“Motivation, engagement, and voice are the trifecta of student-centered learning. Without motivation, there is no push to learn; without engagement there is no way to learn; and without voice, there is no authenticity in the learning.” For learners to create new knowledge, succeed academically, and develop into healthy adults, they require each of these experiences. (Toshalis & Nakkula, 2012)
“Motivation in Learning and Why Does it Matter?”
Motivation does not stand alone but with engagement and voice, it becomes the driver to learn.
Bray, B., & McClaskey, K. (2017). How to Personalize Learning: A Practical Guide for Getting Started and Going Deeper. Thousand Oaks: Corwin.
Toshalis, E. & Nakkula, M. J. (2012). Motivation, Engagement, and Student Voice
Transcend, Inc. Designing for Learning Primer, 2019.

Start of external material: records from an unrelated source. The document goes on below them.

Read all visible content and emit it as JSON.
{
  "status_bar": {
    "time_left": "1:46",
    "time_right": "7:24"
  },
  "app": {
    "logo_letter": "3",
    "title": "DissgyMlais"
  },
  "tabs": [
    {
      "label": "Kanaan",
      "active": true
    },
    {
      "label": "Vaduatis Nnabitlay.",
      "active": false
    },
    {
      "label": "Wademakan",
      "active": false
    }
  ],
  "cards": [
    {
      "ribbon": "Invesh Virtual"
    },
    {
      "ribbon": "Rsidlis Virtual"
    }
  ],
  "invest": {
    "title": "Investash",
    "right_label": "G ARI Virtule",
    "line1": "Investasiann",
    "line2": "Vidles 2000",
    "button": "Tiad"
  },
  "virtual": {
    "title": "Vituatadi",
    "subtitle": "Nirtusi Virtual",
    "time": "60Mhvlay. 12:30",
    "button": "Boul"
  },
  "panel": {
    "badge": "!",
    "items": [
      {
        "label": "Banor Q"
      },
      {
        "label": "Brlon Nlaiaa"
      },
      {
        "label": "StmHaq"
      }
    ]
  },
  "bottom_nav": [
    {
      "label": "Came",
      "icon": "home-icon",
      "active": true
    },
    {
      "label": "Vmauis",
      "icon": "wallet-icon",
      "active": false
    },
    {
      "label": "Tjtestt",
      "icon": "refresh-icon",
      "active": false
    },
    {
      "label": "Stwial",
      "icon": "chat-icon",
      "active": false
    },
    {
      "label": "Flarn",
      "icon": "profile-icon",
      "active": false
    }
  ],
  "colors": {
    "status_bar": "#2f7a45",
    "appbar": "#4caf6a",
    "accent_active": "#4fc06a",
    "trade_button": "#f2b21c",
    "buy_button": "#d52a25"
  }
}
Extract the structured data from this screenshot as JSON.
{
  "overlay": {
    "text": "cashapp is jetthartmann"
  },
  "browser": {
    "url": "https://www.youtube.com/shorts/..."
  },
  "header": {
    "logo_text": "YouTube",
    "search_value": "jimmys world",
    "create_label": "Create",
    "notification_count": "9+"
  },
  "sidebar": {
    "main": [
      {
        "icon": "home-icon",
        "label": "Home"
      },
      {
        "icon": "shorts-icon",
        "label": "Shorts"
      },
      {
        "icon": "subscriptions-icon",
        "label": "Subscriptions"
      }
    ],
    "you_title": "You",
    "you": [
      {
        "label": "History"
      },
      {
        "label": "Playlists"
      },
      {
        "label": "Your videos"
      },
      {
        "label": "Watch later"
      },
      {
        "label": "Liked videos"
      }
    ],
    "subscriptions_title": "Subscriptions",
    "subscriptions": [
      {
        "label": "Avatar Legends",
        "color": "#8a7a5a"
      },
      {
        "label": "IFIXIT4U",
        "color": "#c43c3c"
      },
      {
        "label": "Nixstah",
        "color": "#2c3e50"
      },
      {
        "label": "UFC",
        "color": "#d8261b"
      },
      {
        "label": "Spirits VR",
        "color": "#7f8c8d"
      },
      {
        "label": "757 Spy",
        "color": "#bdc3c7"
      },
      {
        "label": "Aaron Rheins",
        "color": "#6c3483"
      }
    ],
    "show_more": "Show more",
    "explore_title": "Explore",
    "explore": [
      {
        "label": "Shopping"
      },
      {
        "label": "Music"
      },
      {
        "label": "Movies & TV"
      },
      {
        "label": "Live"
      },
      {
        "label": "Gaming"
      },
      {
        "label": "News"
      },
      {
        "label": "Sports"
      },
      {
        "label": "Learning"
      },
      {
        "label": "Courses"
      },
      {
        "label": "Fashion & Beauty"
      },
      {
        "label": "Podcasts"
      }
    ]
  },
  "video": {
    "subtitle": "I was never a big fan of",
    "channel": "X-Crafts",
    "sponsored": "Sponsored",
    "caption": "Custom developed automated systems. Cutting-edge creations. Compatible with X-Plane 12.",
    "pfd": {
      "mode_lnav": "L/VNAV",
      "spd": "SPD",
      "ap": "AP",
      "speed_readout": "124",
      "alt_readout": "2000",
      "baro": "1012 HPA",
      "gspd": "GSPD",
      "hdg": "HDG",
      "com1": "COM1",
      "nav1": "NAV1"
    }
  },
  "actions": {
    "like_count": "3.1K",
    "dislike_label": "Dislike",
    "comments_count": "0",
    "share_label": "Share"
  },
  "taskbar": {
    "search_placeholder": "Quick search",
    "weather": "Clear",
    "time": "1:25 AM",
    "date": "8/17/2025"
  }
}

*This blog includes the Continuum of Motivation chart created by Barbara Bray and Kathleen McClaskey of Personalized Learning, LLC (c) on 3/6/16 and published 3/22/16. The Continuum of Motivation is also copyrighted in our publication, How to Personalize Learning: A Practical Guide for Getting Started and Going Deeper (Corwin, 2016). For permission to adapt, distribute copies, or to use in a publication, contact Kathleen McClaskey at firstname.lastname@example.org.